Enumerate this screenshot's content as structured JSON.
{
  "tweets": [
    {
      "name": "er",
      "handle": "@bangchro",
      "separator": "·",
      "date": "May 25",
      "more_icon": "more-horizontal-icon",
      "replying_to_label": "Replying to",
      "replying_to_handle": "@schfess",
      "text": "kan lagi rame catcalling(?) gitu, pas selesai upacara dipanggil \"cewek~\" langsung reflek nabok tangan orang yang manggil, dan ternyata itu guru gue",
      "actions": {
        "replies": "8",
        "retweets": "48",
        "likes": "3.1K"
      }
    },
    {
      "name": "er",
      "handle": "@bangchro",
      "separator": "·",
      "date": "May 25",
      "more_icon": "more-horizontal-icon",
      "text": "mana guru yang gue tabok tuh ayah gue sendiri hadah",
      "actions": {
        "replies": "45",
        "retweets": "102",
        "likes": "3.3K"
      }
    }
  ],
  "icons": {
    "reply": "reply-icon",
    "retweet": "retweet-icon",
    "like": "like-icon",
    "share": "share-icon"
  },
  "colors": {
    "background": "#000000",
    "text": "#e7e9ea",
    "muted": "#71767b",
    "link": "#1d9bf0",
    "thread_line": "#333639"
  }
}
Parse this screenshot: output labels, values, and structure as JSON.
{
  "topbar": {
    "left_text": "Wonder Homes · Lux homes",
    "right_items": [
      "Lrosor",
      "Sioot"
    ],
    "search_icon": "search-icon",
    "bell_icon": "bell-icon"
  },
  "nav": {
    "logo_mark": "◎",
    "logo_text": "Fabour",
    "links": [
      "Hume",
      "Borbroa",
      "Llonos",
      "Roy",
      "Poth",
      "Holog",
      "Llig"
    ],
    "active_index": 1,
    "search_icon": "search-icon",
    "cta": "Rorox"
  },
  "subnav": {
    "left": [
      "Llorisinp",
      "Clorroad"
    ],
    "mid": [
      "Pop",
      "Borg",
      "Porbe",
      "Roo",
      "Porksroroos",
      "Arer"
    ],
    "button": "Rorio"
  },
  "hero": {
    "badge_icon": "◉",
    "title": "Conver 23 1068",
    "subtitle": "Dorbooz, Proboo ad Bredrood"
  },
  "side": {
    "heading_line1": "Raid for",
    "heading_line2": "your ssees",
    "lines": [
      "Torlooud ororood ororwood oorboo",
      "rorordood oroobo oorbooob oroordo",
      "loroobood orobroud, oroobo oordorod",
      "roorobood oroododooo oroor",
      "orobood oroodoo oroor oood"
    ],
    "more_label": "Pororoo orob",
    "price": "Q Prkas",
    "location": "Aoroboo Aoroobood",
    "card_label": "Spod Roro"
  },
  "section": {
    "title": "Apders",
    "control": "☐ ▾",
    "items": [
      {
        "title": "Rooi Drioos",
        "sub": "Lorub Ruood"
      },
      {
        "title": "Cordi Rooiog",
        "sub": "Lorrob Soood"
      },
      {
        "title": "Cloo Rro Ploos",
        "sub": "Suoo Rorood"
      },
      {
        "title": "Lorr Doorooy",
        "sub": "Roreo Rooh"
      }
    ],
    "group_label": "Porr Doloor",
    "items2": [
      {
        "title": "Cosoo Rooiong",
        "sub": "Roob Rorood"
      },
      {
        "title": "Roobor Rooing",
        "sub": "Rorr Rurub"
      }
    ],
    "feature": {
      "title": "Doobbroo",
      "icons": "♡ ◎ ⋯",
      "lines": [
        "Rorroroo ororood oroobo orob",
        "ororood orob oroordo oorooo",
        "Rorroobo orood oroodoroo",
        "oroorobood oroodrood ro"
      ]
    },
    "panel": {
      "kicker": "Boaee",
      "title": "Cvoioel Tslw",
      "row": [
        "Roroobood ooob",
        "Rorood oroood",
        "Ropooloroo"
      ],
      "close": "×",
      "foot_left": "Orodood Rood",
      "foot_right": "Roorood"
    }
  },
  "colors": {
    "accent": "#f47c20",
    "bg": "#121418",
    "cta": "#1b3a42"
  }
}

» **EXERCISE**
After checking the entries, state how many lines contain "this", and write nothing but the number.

» **PROBLEM SOLUTION**
2